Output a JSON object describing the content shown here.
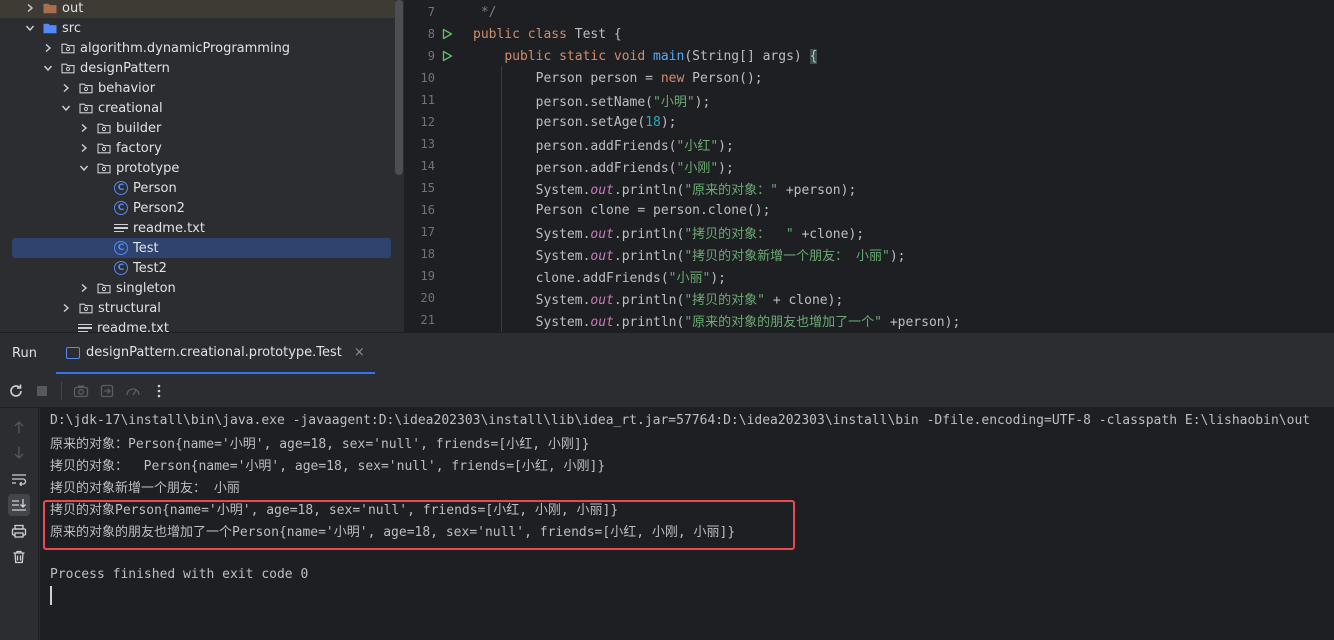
{
  "tree": {
    "items": [
      {
        "label": "out",
        "kind": "folder-brown",
        "expand": "collapsed",
        "depth": 1
      },
      {
        "label": "src",
        "kind": "folder-blue",
        "expand": "expanded",
        "depth": 1
      },
      {
        "label": "algorithm.dynamicProgramming",
        "kind": "package",
        "expand": "collapsed",
        "depth": 2
      },
      {
        "label": "designPattern",
        "kind": "package",
        "expand": "expanded",
        "depth": 2
      },
      {
        "label": "behavior",
        "kind": "package",
        "expand": "collapsed",
        "depth": 3
      },
      {
        "label": "creational",
        "kind": "package",
        "expand": "expanded",
        "depth": 3
      },
      {
        "label": "builder",
        "kind": "package",
        "expand": "collapsed",
        "depth": 4
      },
      {
        "label": "factory",
        "kind": "package",
        "expand": "collapsed",
        "depth": 4
      },
      {
        "label": "prototype",
        "kind": "package",
        "expand": "expanded",
        "depth": 4
      },
      {
        "label": "Person",
        "kind": "class",
        "expand": "none",
        "depth": 5
      },
      {
        "label": "Person2",
        "kind": "class",
        "expand": "none",
        "depth": 5
      },
      {
        "label": "readme.txt",
        "kind": "text",
        "expand": "none",
        "depth": 5
      },
      {
        "label": "Test",
        "kind": "class",
        "expand": "none",
        "depth": 5,
        "selected": true
      },
      {
        "label": "Test2",
        "kind": "class",
        "expand": "none",
        "depth": 5
      },
      {
        "label": "singleton",
        "kind": "package",
        "expand": "collapsed",
        "depth": 4
      },
      {
        "label": "structural",
        "kind": "package",
        "expand": "collapsed",
        "depth": 3
      },
      {
        "label": "readme.txt",
        "kind": "text",
        "expand": "none",
        "depth": 3
      }
    ]
  },
  "editor": {
    "lines": [
      {
        "n": "7",
        "run": false,
        "tokens": [
          [
            "cm",
            " */"
          ]
        ]
      },
      {
        "n": "8",
        "run": true,
        "tokens": [
          [
            "kw",
            "public class "
          ],
          [
            "code",
            "Test {"
          ]
        ]
      },
      {
        "n": "9",
        "run": true,
        "tokens": [
          [
            "code",
            "    "
          ],
          [
            "kw",
            "public static void "
          ],
          [
            "fn",
            "main"
          ],
          [
            "code",
            "(String[] args) "
          ],
          [
            "bracket",
            "{"
          ]
        ]
      },
      {
        "n": "10",
        "run": false,
        "tokens": [
          [
            "code",
            "        Person person = "
          ],
          [
            "kw",
            "new "
          ],
          [
            "code",
            "Person();"
          ]
        ]
      },
      {
        "n": "11",
        "run": false,
        "tokens": [
          [
            "code",
            "        person.setName("
          ],
          [
            "str",
            "\"小明\""
          ],
          [
            "code",
            ");"
          ]
        ]
      },
      {
        "n": "12",
        "run": false,
        "tokens": [
          [
            "code",
            "        person.setAge("
          ],
          [
            "num",
            "18"
          ],
          [
            "code",
            ");"
          ]
        ]
      },
      {
        "n": "13",
        "run": false,
        "tokens": [
          [
            "code",
            "        person.addFriends("
          ],
          [
            "str",
            "\"小红\""
          ],
          [
            "code",
            ");"
          ]
        ]
      },
      {
        "n": "14",
        "run": false,
        "tokens": [
          [
            "code",
            "        person.addFriends("
          ],
          [
            "str",
            "\"小刚\""
          ],
          [
            "code",
            ");"
          ]
        ]
      },
      {
        "n": "15",
        "run": false,
        "tokens": [
          [
            "code",
            "        System."
          ],
          [
            "it",
            "out"
          ],
          [
            "code",
            ".println("
          ],
          [
            "str",
            "\"原来的对象：\" "
          ],
          [
            "code",
            "+person);"
          ]
        ]
      },
      {
        "n": "16",
        "run": false,
        "tokens": [
          [
            "code",
            "        Person clone = person.clone();"
          ]
        ]
      },
      {
        "n": "17",
        "run": false,
        "tokens": [
          [
            "code",
            "        System."
          ],
          [
            "it",
            "out"
          ],
          [
            "code",
            ".println("
          ],
          [
            "str",
            "\"拷贝的对象：  \" "
          ],
          [
            "code",
            "+clone);"
          ]
        ]
      },
      {
        "n": "18",
        "run": false,
        "tokens": [
          [
            "code",
            "        System."
          ],
          [
            "it",
            "out"
          ],
          [
            "code",
            ".println("
          ],
          [
            "str",
            "\"拷贝的对象新增一个朋友： 小丽\""
          ],
          [
            "code",
            ");"
          ]
        ]
      },
      {
        "n": "19",
        "run": false,
        "tokens": [
          [
            "code",
            "        clone.addFriends("
          ],
          [
            "str",
            "\"小丽\""
          ],
          [
            "code",
            ");"
          ]
        ]
      },
      {
        "n": "20",
        "run": false,
        "tokens": [
          [
            "code",
            "        System."
          ],
          [
            "it",
            "out"
          ],
          [
            "code",
            ".println("
          ],
          [
            "str",
            "\"拷贝的对象\" "
          ],
          [
            "code",
            "+ clone);"
          ]
        ]
      },
      {
        "n": "21",
        "run": false,
        "tokens": [
          [
            "code",
            "        System."
          ],
          [
            "it",
            "out"
          ],
          [
            "code",
            ".println("
          ],
          [
            "str",
            "\"原来的对象的朋友也增加了一个\" "
          ],
          [
            "code",
            "+person);"
          ]
        ]
      }
    ]
  },
  "run": {
    "title": "Run",
    "tab_label": "designPattern.creational.prototype.Test",
    "tab_close": "×"
  },
  "console": {
    "lines": [
      "D:\\jdk-17\\install\\bin\\java.exe -javaagent:D:\\idea202303\\install\\lib\\idea_rt.jar=57764:D:\\idea202303\\install\\bin -Dfile.encoding=UTF-8 -classpath E:\\lishaobin\\out",
      "原来的对象：Person{name='小明', age=18, sex='null', friends=[小红, 小刚]}",
      "拷贝的对象：  Person{name='小明', age=18, sex='null', friends=[小红, 小刚]}",
      "拷贝的对象新增一个朋友： 小丽",
      "拷贝的对象Person{name='小明', age=18, sex='null', friends=[小红, 小刚, 小丽]}",
      "原来的对象的朋友也增加了一个Person{name='小明', age=18, sex='null', friends=[小红, 小刚, 小丽]}",
      "",
      "Process finished with exit code 0"
    ]
  },
  "colors": {
    "accent": "#3574f0",
    "highlight_box": "#e84a4f",
    "selection": "#2e436e"
  }
}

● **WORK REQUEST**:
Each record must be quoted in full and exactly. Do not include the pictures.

● **TASK OUTPUT**:
Output a JSON object describing the content shown here.
{
  "tree": {
    "items": [
      {
        "label": "out",
        "kind": "folder-brown",
        "expand": "collapsed",
        "depth": 1
      },
      {
        "label": "src",
        "kind": "folder-blue",
        "expand": "expanded",
        "depth": 1
      },
      {
        "label": "algorithm.dynamicProgramming",
        "kind": "package",
        "expand": "collapsed",
        "depth": 2
      },
      {
        "label": "designPattern",
        "kind": "package",
        "expand": "expanded",
        "depth": 2
      },
      {
        "label": "behavior",
        "kind": "package",
        "expand": "collapsed",
        "depth": 3
      },
      {
        "label": "creational",
        "kind": "package",
        "expand": "expanded",
        "depth": 3
      },
      {
        "label": "builder",
        "kind": "package",
        "expand": "collapsed",
        "depth": 4
      },
      {
        "label": "factory",
        "kind": "package",
        "expand": "collapsed",
        "depth": 4
      },
      {
        "label": "prototype",
        "kind": "package",
        "expand": "expanded",
        "depth": 4
      },
      {
        "label": "Person",
        "kind": "class",
        "expand": "none",
        "depth": 5
      },
      {
        "label": "Person2",
        "kind": "class",
        "expand": "none",
        "depth": 5
      },
      {
        "label": "readme.txt",
        "kind": "text",
        "expand": "none",
        "depth": 5
      },
      {
        "label": "Test",
        "kind": "class",
        "expand": "none",
        "depth": 5,
        "selected": true
      },
      {
        "label": "Test2",
        "kind": "class",
        "expand": "none",
        "depth": 5
      },
      {
        "label": "singleton",
        "kind": "package",
        "expand": "collapsed",
        "depth": 4
      },
      {
        "label": "structural",
        "kind": "package",
        "expand": "collapsed",
        "depth": 3
      },
      {
        "label": "readme.txt",
        "kind": "text",
        "expand": "none",
        "depth": 3
      }
    ]
  },
  "editor": {
    "lines": [
      {
        "n": "7",
        "run": false,
        "tokens": [
          [
            "cm",
            " */"
          ]
        ]
      },
      {
        "n": "8",
        "run": true,
        "tokens": [
          [
            "kw",
            "public class "
          ],
          [
            "code",
            "Test {"
          ]
        ]
      },
      {
        "n": "9",
        "run": true,
        "tokens": [
          [
            "code",
            "    "
          ],
          [
            "kw",
            "public static void "
          ],
          [
            "fn",
            "main"
          ],
          [
            "code",
            "(String[] args) "
          ],
          [
            "bracket",
            "{"
          ]
        ]
      },
      {
        "n": "10",
        "run": false,
        "tokens": [
          [
            "code",
            "        Person person = "
          ],
          [
            "kw",
            "new "
          ],
          [
            "code",
            "Person();"
          ]
        ]
      },
      {
        "n": "11",
        "run": false,
        "tokens": [
          [
            "code",
            "        person.setName("
          ],
          [
            "str",
            "\"小明\""
          ],
          [
            "code",
            ");"
          ]
        ]
      },
      {
        "n": "12",
        "run": false,
        "tokens": [
          [
            "code",
            "        person.setAge("
          ],
          [
            "num",
            "18"
          ],
          [
            "code",
            ");"
          ]
        ]
      },
      {
        "n": "13",
        "run": false,
        "tokens": [
          [
            "code",
            "        person.addFriends("
          ],
          [
            "str",
            "\"小红\""
          ],
          [
            "code",
            ");"
          ]
        ]
      },
      {
        "n": "14",
        "run": false,
        "tokens": [
          [
            "code",
            "        person.addFriends("
          ],
          [
            "str",
            "\"小刚\""
          ],
          [
            "code",
            ");"
          ]
        ]
      },
      {
        "n": "15",
        "run": false,
        "tokens": [
          [
            "code",
            "        System."
          ],
          [
            "it",
            "out"
          ],
          [
            "code",
            ".println("
          ],
          [
            "str",
            "\"原来的对象：\" "
          ],
          [
            "code",
            "+person);"
          ]
        ]
      },
      {
        "n": "16",
        "run": false,
        "tokens": [
          [
            "code",
            "        Person clone = person.clone();"
          ]
        ]
      },
      {
        "n": "17",
        "run": false,
        "tokens": [
          [
            "code",
            "        System."
          ],
          [
            "it",
            "out"
          ],
          [
            "code",
            ".println("
          ],
          [
            "str",
            "\"拷贝的对象：  \" "
          ],
          [
            "code",
            "+clone);"
          ]
        ]
      },
      {
        "n": "18",
        "run": false,
        "tokens": [
          [
            "code",
            "        System."
          ],
          [
            "it",
            "out"
          ],
          [
            "code",
            ".println("
          ],
          [
            "str",
            "\"拷贝的对象新增一个朋友： 小丽\""
          ],
          [
            "code",
            ");"
          ]
        ]
      },
      {
        "n": "19",
        "run": false,
        "tokens": [
          [
            "code",
            "        clone.addFriends("
          ],
          [
            "str",
            "\"小丽\""
          ],
          [
            "code",
            ");"
          ]
        ]
      },
      {
        "n": "20",
        "run": false,
        "tokens": [
          [
            "code",
            "        System."
          ],
          [
            "it",
            "out"
          ],
          [
            "code",
            ".println("
          ],
          [
            "str",
            "\"拷贝的对象\" "
          ],
          [
            "code",
            "+ clone);"
          ]
        ]
      },
      {
        "n": "21",
        "run": false,
        "tokens": [
          [
            "code",
            "        System."
          ],
          [
            "it",
            "out"
          ],
          [
            "code",
            ".println("
          ],
          [
            "str",
            "\"原来的对象的朋友也增加了一个\" "
          ],
          [
            "code",
            "+person);"
          ]
        ]
      }
    ]
  },
  "run": {
    "title": "Run",
    "tab_label": "designPattern.creational.prototype.Test",
    "tab_close": "×"
  },
  "console": {
    "lines": [
      "D:\\jdk-17\\install\\bin\\java.exe -javaagent:D:\\idea202303\\install\\lib\\idea_rt.jar=57764:D:\\idea202303\\install\\bin -Dfile.encoding=UTF-8 -classpath E:\\lishaobin\\out",
      "原来的对象：Person{name='小明', age=18, sex='null', friends=[小红, 小刚]}",
      "拷贝的对象：  Person{name='小明', age=18, sex='null', friends=[小红, 小刚]}",
      "拷贝的对象新增一个朋友： 小丽",
      "拷贝的对象Person{name='小明', age=18, sex='null', friends=[小红, 小刚, 小丽]}",
      "原来的对象的朋友也增加了一个Person{name='小明', age=18, sex='null', friends=[小红, 小刚, 小丽]}",
      "",
      "Process finished with exit code 0"
    ]
  },
  "colors": {
    "accent": "#3574f0",
    "highlight_box": "#e84a4f",
    "selection": "#2e436e"
  }
}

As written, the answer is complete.